If optimistic assessments of the future of electricity are accurate, power grid operators will have to learn to manage a much larger, more complex, and data-intensive system. Innovations in systems management are becoming possible through emerging ML applications that engage computers to efficiently find optimal solutions to complex problems with minimal or no human supervision.
David Rolnick of McGill University and a large team of co-authors recently published a sprawling 100-page review in ACM Computing Surveys about the many ways to leverage ML in implementing climate solutions. Their literature review, summarized by Figure 4, identified many ML applications related to greenhouse gas mitigation, climate change adaptation, and various other tools for supporting climate action.
Zooming in on the electricity sector as one area of opportunity, Rolnick’s team identified a dozen areas where ML is gaining a foothold. Some examples of these opportunities include:
- Improving forecasts of variable energy supplies. One application is using image recognition to interpret satellite data to identify sources of rooftop solar previously unknown to grid operators. Another is analyzing climate and hydrologic data to make more accurate and near-term predictions of renewable energy production (e.g., from wind, sun, or hydro).
- Optimizing scheduling for variable electricity demand sources, especially in contexts where demand management may become more decentralized.
- Automating materials science research workflows to identify or predict materials that will contribute to new energy technologies such as solar fuels or batteries.

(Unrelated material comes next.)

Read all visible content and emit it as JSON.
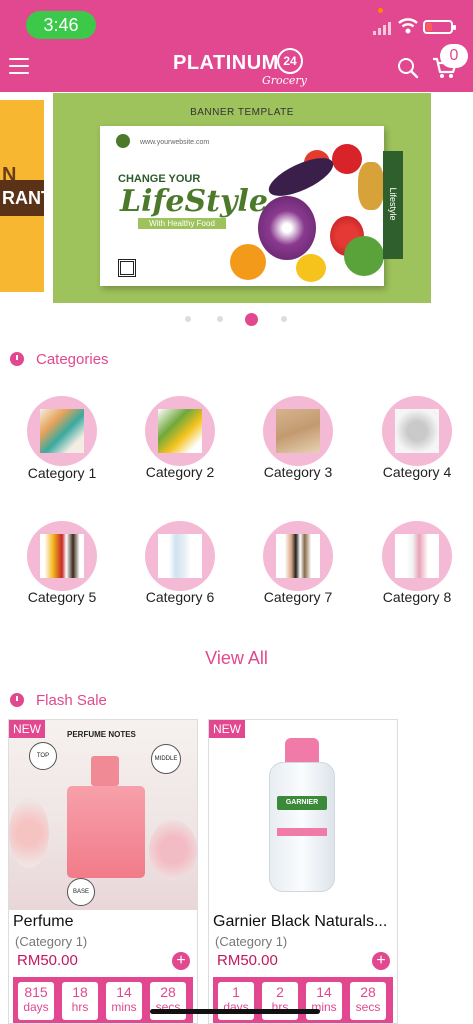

- Identifying ways to reduce transmission losses by developing predictive maintenance approaches that grid operators can use to reduce avoidable load shedding, emissions, and downtime.
Figure 6 summarizes this review of all the opportunities for ML applications in the electricity sector.
Like learning curves, assumptions of societal progress from ML are not a guarantee without proper guardrails and reinforcing mechanisms. To leverage ML’s potential societal benefit, ML techniques and code must be developed and shared in ways that are open, transparent, and interpretable by people and organizations, including those other than the largely private-sector actors who are working to develop and implement ML techniques. In other words, people must have the ability to learn from ML for it to be a true service to society.
Experience working with and producing new innovations can catalyze virtuous cycles of improvement that make once difficult and expensive undertakings easier and less costly. In the case of climate solutions, this givens reason to hope that the formidable task of decarbonizing the global economy will become easier over time. Recent empirical evidence from PV and wind deployment, among others, reinforce this optimism. As these rollouts play out, ML is likely to provide decision-makers, systems designers, and operators with tools needed to keep pace with the speed and complexity of a transforming energy system. Learning is not a guarantee, however, but may only be accomplished with sustained policy commitments.
Jonas Grafström and Rahmatallah Poudineh, “A Critical Assessment of Learning Curves for Solar and Wind Power Technologies” (Oxford Institute for Energy Studies, 2021), https://www.oxfordenergy.org/wpcms/wp-content/uploads/2021/02/A-critical-assessment-of-learning-curves-for-solar-and-wind-power-technologies-EL-43.pdf.
Gunnar Luderer et al., “Impact of Declining Renewable Energy Costs on Electrification in Low-Emission Scenarios,” Nature Energy 7 (2022): 32–42, https://doi.org/10.1038/s41560-021-00937-z.
David Rolnick et al., “Tackling Climate Change with Machine Learning,” ACM Computing Surveys 55 (2023), https://doi.org/10.1145/3485128.
Rupert Way et al., “Empirically Grounded Technology Forecasts and the Energy Transition” (INET Oxford Working Paper No. 2021-01, 2021), https://www.inet.ox.ac.uk/files/energy_transition_paper-INET-working-paper.pdf.